Records for the exercise Start Marker

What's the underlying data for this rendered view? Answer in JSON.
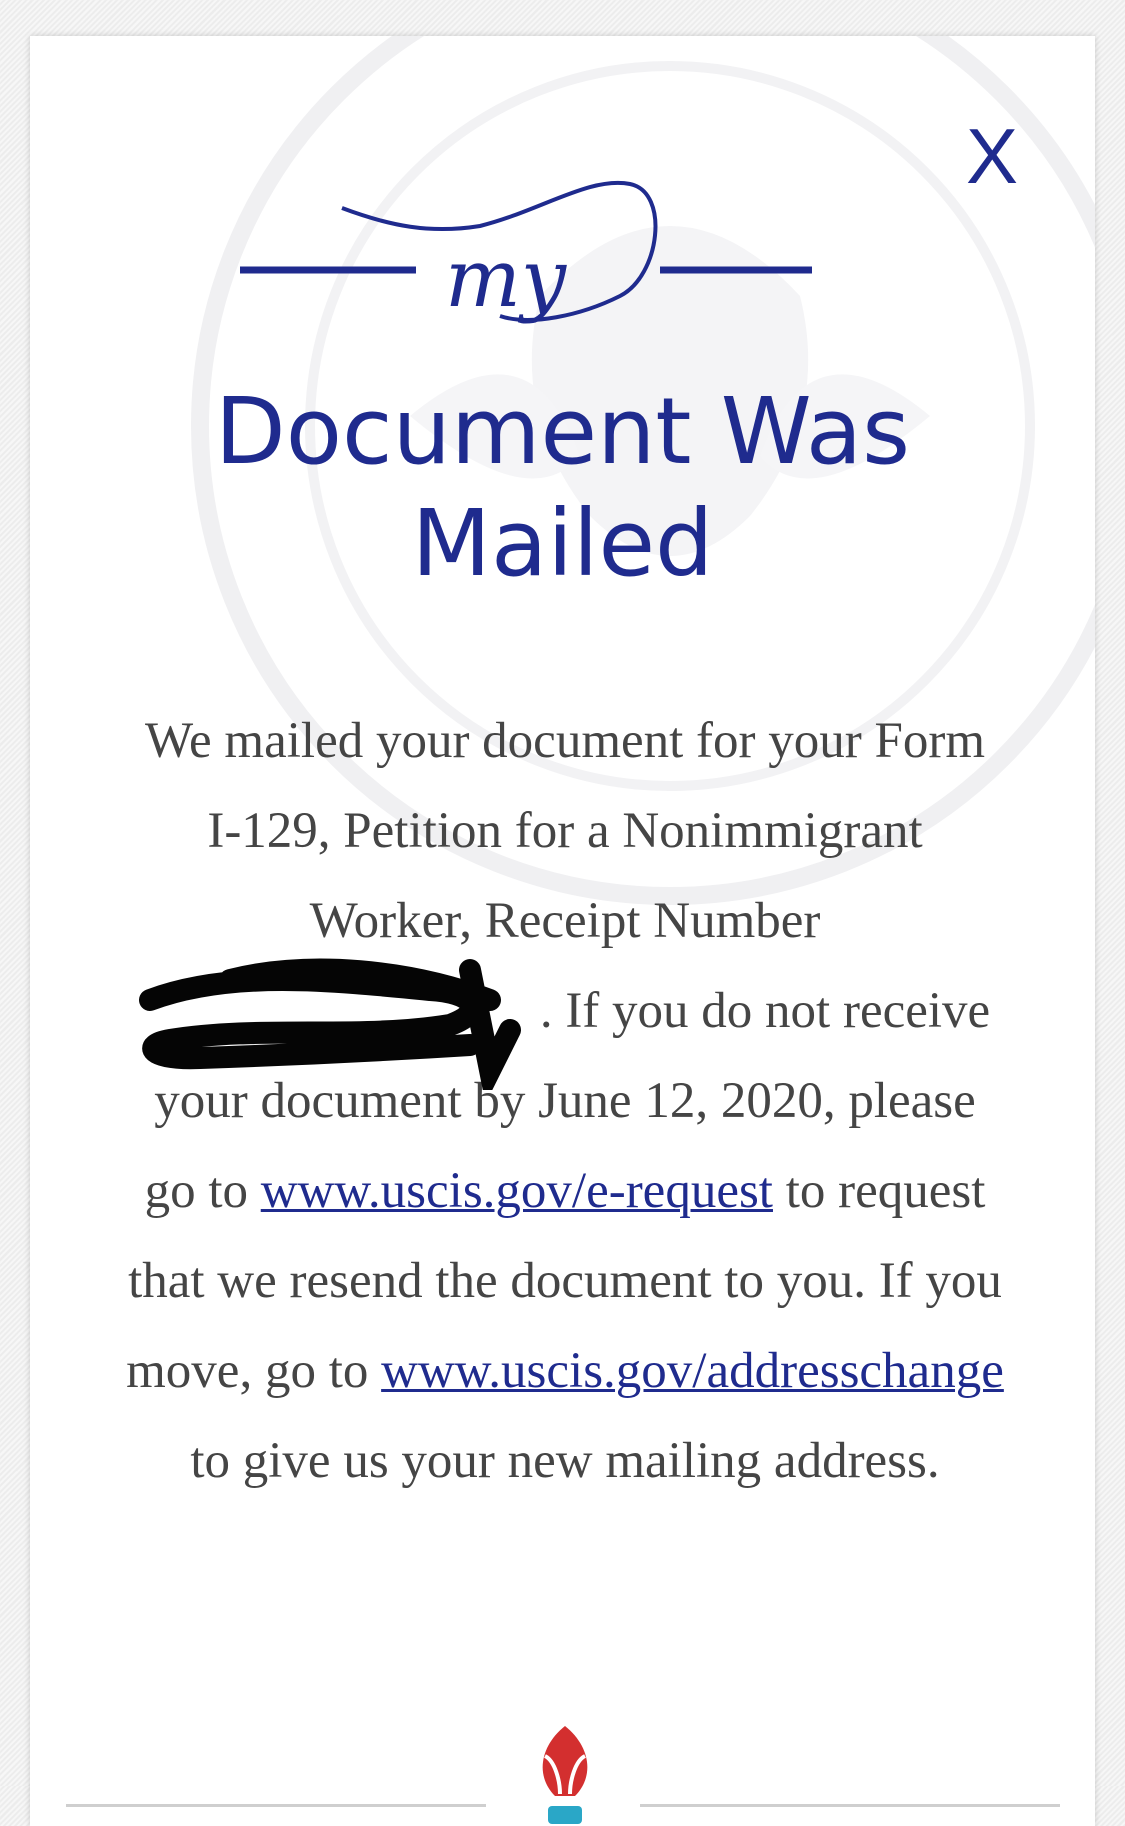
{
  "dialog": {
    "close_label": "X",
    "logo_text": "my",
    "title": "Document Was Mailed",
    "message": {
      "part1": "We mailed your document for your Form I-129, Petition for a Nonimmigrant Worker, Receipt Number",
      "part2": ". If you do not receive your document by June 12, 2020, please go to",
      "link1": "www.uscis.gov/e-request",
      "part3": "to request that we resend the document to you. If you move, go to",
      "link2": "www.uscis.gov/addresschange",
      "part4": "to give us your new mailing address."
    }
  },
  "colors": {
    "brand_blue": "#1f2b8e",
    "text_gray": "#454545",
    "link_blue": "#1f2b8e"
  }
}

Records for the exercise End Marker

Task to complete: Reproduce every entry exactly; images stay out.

Reply:
What's the underlying data for this rendered view? Answer in JSON.
{
  "dialog": {
    "close_label": "X",
    "logo_text": "my",
    "title": "Document Was Mailed",
    "message": {
      "part1": "We mailed your document for your Form I-129, Petition for a Nonimmigrant Worker, Receipt Number",
      "part2": ". If you do not receive your document by June 12, 2020, please go to",
      "link1": "www.uscis.gov/e-request",
      "part3": "to request that we resend the document to you. If you move, go to",
      "link2": "www.uscis.gov/addresschange",
      "part4": "to give us your new mailing address."
    }
  },
  "colors": {
    "brand_blue": "#1f2b8e",
    "text_gray": "#454545",
    "link_blue": "#1f2b8e"
  }
}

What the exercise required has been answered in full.